I made a Loki cosplay similar to this one, and for my mannequin I used duck tape and plastic baking wrap. I had my mother help me and she wrapped me up in the plastic and then on top of that wrapped me in duck tape. She cut a straight line up the back so I could get out of it and then I taped it back together, filled it with pillow filling, and stuck it on a stool. It's quite a nifty thing to have, especially if you plan on making a lot of custom fitted things. Good luck!


4 years ago

Oh! Also, have you ever made his helmet?


4 years ago

Here's a new challenge for you! A loki costume...on a budget! Aaagh!
I really wish I could make something quality like this, but even step one is too much for me... Making a mannequin of yourself? It seems crazy.
I wish cosplayers would sell their pro patterns. ^^' Because this sure isn't in the Simplicity catalogue!

Whelp looks like I'm going to be attempting something that's going to end in tears :D
Anyway, I was wondering what material you used for the black parts?

Hey, I really love this! It's so well created and perfect!! I'm going to make this for DragonCon this year, and I was wondering what material you used for the green and black tunic and sleeves part of the costume?

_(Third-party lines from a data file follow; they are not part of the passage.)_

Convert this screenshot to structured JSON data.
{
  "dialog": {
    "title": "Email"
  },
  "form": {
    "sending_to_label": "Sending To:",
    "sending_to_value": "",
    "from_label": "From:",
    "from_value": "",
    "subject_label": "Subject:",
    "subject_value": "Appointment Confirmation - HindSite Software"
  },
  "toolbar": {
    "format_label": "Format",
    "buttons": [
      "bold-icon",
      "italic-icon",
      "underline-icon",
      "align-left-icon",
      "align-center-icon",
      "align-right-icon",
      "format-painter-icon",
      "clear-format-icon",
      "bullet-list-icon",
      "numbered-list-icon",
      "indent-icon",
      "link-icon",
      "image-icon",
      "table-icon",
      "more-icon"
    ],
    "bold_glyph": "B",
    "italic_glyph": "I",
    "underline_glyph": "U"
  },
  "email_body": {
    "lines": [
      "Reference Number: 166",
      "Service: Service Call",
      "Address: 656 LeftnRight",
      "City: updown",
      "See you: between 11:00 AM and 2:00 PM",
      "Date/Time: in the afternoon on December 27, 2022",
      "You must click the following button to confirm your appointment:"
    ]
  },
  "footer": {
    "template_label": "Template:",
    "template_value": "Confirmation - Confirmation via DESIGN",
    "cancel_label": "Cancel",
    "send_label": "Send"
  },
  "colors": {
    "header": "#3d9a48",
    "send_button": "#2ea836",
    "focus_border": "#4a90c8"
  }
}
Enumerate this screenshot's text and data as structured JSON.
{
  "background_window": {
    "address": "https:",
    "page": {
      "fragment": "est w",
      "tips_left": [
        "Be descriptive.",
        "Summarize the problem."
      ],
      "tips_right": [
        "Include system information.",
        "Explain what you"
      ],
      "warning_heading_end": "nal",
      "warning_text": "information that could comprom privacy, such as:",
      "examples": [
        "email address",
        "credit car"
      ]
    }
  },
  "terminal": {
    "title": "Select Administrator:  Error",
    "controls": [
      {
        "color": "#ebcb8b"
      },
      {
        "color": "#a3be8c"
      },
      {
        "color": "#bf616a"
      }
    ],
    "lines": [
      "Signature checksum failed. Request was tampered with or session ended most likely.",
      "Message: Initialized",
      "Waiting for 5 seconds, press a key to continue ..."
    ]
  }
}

Thank you so much, this is fantastic!!



5 years ago

I am looking for help my daughter wants to be Loki yes I said loki for comic con in august I'm do not know how to make this never learned to sow do you know people out there who could make this costume I am willing to pay for it to be made and for the material could you please help me find someone